Union workspace photo by Yann Bourdeau

Unions: How I Joined a Union and Loved It by Yann Bourdeau

Oct 04, 2022

I’ll introduce myself in this first column. I hope to write more columns in the future.

My first language is French. I’m a French Canadian from the province of Québec, so pardon me for all my spelling mistakes. I use Antidote (French/English spelling corrector software) to correct my spelling mistakes, but it does not fix everything.

The reason why I wanted to write a column is I started a blog in French and I discovered that I like to write. The blog was created to get better at writing. I did a search online on how to be a better writer and one of the suggestions was just to write a blog. My blog is in French and I wanted to do the same in English. So, I thought of doing a column for Razorcake. They always ask to get involved.

A little background about me: I have hit fifty this year and I have been listening to punk music since I was fifteen. I have always been interested in punk music (S.O.D. was my first hardcore/punk record I heard in 1987) and computers (long live the Commodore 64). I have been a software developer since 1994 (no completed degree at that time). I went to university in 2002 to get a degree and later earned a master’s, both in software engineering. I have mental health issues that are controlled by medications since 2002. My last mental health crisis was in 2009. I’m a liberal and on the left of the political spectrum (I vote NDP (New Democratic Party, Canada) and PQ (Parti Québécois, Québec)). Enough about me.

The idea of being in the same zine as other Razorcake writers is amazing. Each time, I receive a new Razorcake issue, I read all the columns. I have been reading Rev Nørb since he was in Maximum Rocknroll, so I must not be the oldest one.

At first, I did not think much of being in a union except the money I pay them.

I got a job at Hydro-Québec two years ago, first as a consultant and now as a full-time employee. It is the nationalized power company of Québec. It is the first job I’ve had where I am in a union. At first, I did not think much of being in a union except the money I pay them. Later on, I realized employees can talk salaries because everyone is on the same wage scale. Also, everything is codified. If there is a need for overtime, it will be paid—after forty hours per week at the regular rate—at one-and-a-half the hourly rate. It’s my first job where my overtime is paid and not in a “time bank” at a rate of hourly rate. Many employers that have employees at yearly salary force their employees to “bank” overtime hours to avoid paying out time and a half of their normal hourly rate. You can take paid time off from the accumulated hours in the “bank.” Or worse, at a previous job the overtime was never paid nor put in a time bank. At Hydro-Québec, it is never mandatory to do overtime because it is always for those who want to do it. I never do overtime when it is offered. Some of my coworkers do it for the money.

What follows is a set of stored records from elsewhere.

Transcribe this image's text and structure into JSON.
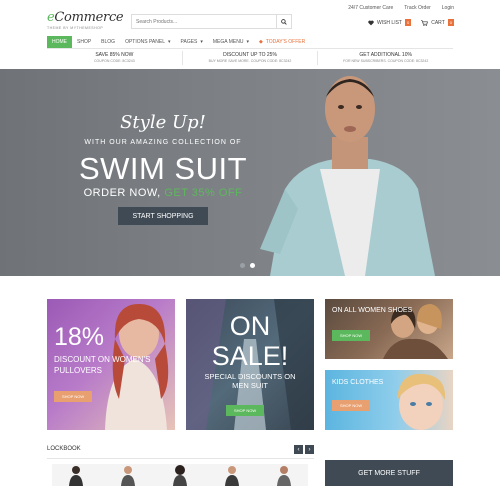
{
  "header": {
    "logo_main_e": "e",
    "logo_main_rest": "Commerce",
    "logo_sub": "THEME BY MYTHEMESHOP",
    "search_placeholder": "Search Products...",
    "top_links": [
      "24/7 Customer Care",
      "Track Order",
      "Login"
    ],
    "wishlist_label": "WISH LIST",
    "wishlist_count": "0",
    "cart_label": "CART",
    "cart_count": "0"
  },
  "nav": {
    "items": [
      "HOME",
      "SHOP",
      "BLOG",
      "OPTIONS PANEL",
      "PAGES",
      "MEGA MENU",
      "TODAY'S OFFER"
    ]
  },
  "promo": [
    {
      "title": "SAVE 85% NOW",
      "sub": "COUPON CODE: 8C3243"
    },
    {
      "title": "DISCOUNT UP TO 25%",
      "sub": "BUY MORE SAVE MORE. COUPON CODE: 8C3242"
    },
    {
      "title": "GET ADDITIONAL 10%",
      "sub": "FOR NEW SUBSCRIBERS. COUPON CODE: 8C3242"
    }
  ],
  "hero": {
    "heading": "Style Up!",
    "subheading": "WITH OUR AMAZING COLLECTION OF",
    "title": "SWIM SUIT",
    "order_prefix": "ORDER NOW,",
    "order_highlight": "GET 35% OFF",
    "button": "START SHOPPING"
  },
  "cards": {
    "c1_pct": "18%",
    "c1_line1": "DISCOUNT ON WOMEN'S",
    "c1_line2": "PULLOVERS",
    "c1_btn": "SHOP NOW",
    "c2_on": "ON",
    "c2_sale": "SALE!",
    "c2_desc1": "SPECIAL DISCOUNTS ON",
    "c2_desc2": "MEN SUIT",
    "c2_btn": "SHOP NOW",
    "c3_title": "ON ALL WOMEN SHOES",
    "c3_btn": "SHOP NOW",
    "c4_title": "KIDS CLOTHES",
    "c4_btn": "SHOP NOW"
  },
  "lockbook": {
    "title": "LOCKBOOK",
    "prev": "‹",
    "next": "›"
  },
  "more_box": "GET MORE STUFF",
  "colors": {
    "accent": "#5cb85c",
    "orange": "#e8713c",
    "dark": "#3f4a54"
  }
}
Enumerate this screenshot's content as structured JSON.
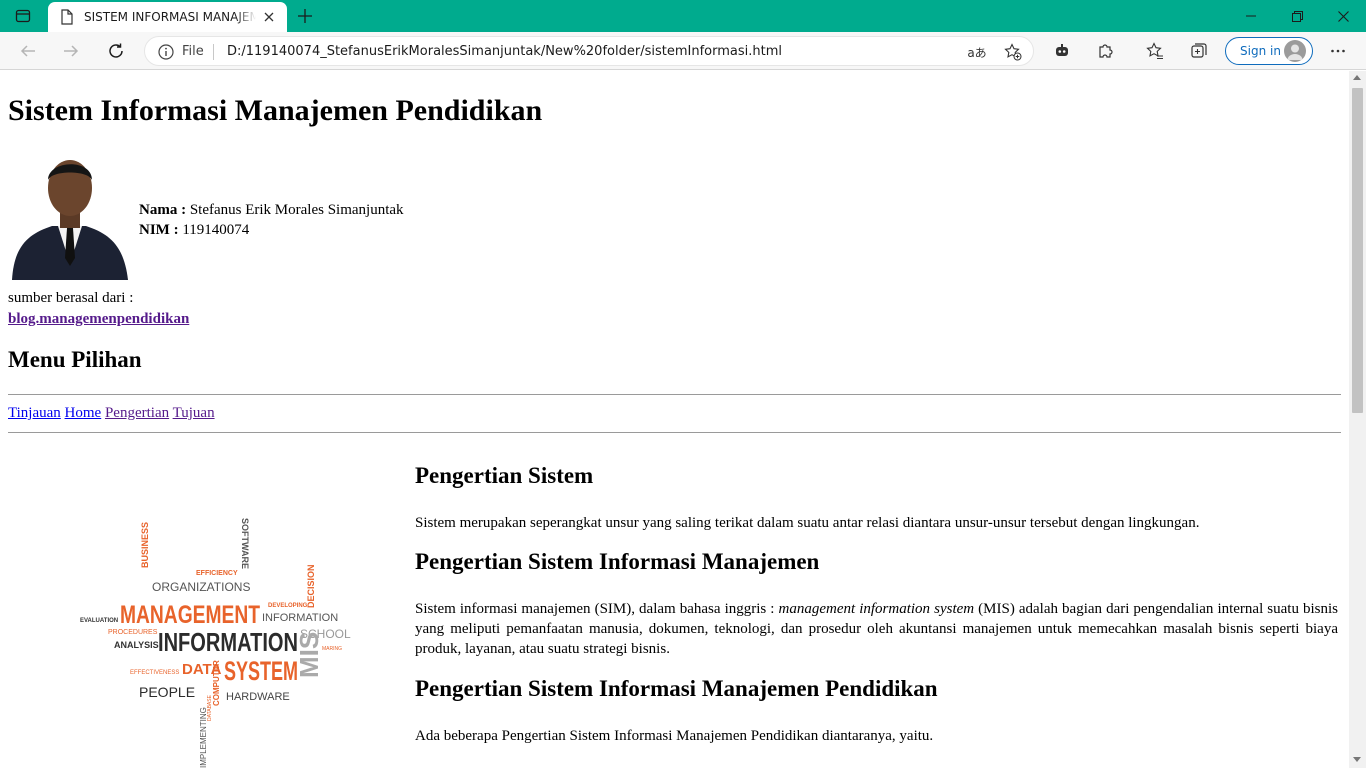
{
  "browser": {
    "tab_title": "SISTEM INFORMASI MANAJEMEN",
    "address_file_label": "File",
    "url": "D:/119140074_StefanusErikMoralesSimanjuntak/New%20folder/sistemInformasi.html",
    "read_aloud_glyph": "aあ",
    "sign_in_label": "Sign in",
    "accent_color": "#00ab8e",
    "icons": [
      "tab-actions-icon",
      "document-icon",
      "close-icon",
      "plus-icon",
      "minimize-icon",
      "restore-icon",
      "close-window-icon",
      "back-icon",
      "forward-icon",
      "refresh-icon",
      "info-icon",
      "read-aloud-icon",
      "add-favorite-icon",
      "extension-games-icon",
      "extensions-icon",
      "favorites-icon",
      "collections-icon",
      "avatar-icon",
      "more-icon"
    ]
  },
  "page": {
    "title": "Sistem Informasi Manajemen Pendidikan",
    "profile": {
      "name_label": "Nama :",
      "name_value": "Stefanus Erik Morales Simanjuntak",
      "nim_label": "NIM :",
      "nim_value": "119140074"
    },
    "source_label": "sumber berasal dari :",
    "source_link": "blog.managemenpendidikan",
    "menu_heading": "Menu Pilihan",
    "nav": [
      "Tinjauan",
      "Home",
      "Pengertian",
      "Tujuan"
    ],
    "wordcloud": {
      "words": [
        "BUSINESS",
        "SOFTWARE",
        "EFFICIENCY",
        "ORGANIZATIONS",
        "DECISION",
        "DEVELOPING",
        "EVALUATION",
        "MANAGEMENT",
        "INFORMATION",
        "PROCEDURES",
        "SCHOOL",
        "ANALYSIS",
        "INFORMATION",
        "MARING",
        "EFFECTIVENESS",
        "DATA",
        "SYSTEM",
        "MIS",
        "PEOPLE",
        "COMPUTER",
        "DATABASE",
        "HARDWARE",
        "IMPLEMENTING"
      ]
    },
    "sections": [
      {
        "heading": "Pengertian Sistem",
        "body": "Sistem merupakan seperangkat unsur yang saling terikat dalam suatu antar relasi diantara unsur-unsur tersebut dengan lingkungan."
      },
      {
        "heading": "Pengertian Sistem Informasi Manajemen",
        "body_pre": "Sistem informasi manajemen (SIM), dalam bahasa inggris : ",
        "body_em": "management information system",
        "body_post": " (MIS) adalah bagian dari pengendalian internal suatu bisnis yang meliputi pemanfaatan manusia, dokumen, teknologi, dan prosedur oleh akuntansi manajemen untuk memecahkan masalah bisnis seperti biaya produk, layanan, atau suatu strategi bisnis."
      },
      {
        "heading": "Pengertian Sistem Informasi Manajemen Pendidikan",
        "body": "Ada beberapa Pengertian Sistem Informasi Manajemen Pendidikan diantaranya, yaitu."
      }
    ]
  }
}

For much of my life, I had psoriasis on my body. It seems it appeared because I was always stressed. It has now been two years since I got a spot of psoriasis on my body. The less stressful environment made it disappear. The union mandates that an employee cannot be laid off without a reason (usually disciplinary). Also, in a corporate restructuring, all employees are kept and must be reassigned to another job in the company at the same salary. So, Hydro-Québec will be the last company I work for. Not bad for a fifty-year-old software developer. There’s a lot of ageism in this domain.

When I was in my twenties, I thought that unions foster the lazy while the best workers were not rewarded for their efforts. This myth is perpetuated by the managers of companies that don’t want a union and don’t want to lose power. As I grew older, my view changed on this topic. Now that I’m in a union, I can say that all my coworkers are working hard and are not lazy. Yes, there are some workers who are better than others, but they don’t seem to mind that they have the same wage as workers who are not as proficient as they are. (I don’t mean they’re bad employees but they are not on the same skill level.) The idea that someone merits a better salary for their skills is in favor of the management. In many work environments, people don’t talk openly about their salaries. It’s largely a secret what people get paid and who has a higher salary. The managers prefer to have each worker compete with each other than work cooperatively. In many places workers prefer to look good than bad. Also, often they are not afraid to make others look bad to make themselves look better for a manager. In my opinion, this kills teamwork. Workers are not willing to help each other out for not wanting to make someone look better than them.

Also, a long time ago, the union negotiated a work week of thirty-five hours. I appreciate this a lot. It is my first time in my life that I don’t work forty hours a week and what a difference it makes.

When all the employees of a company make a common front, they have more power than divided.

So, when I read about the efforts of workers wanting to join a union in Amazon, Starbucks, and even software companies. I totally support them trying to make it possible. When all the employees of a company make a common front, they have more power than divided.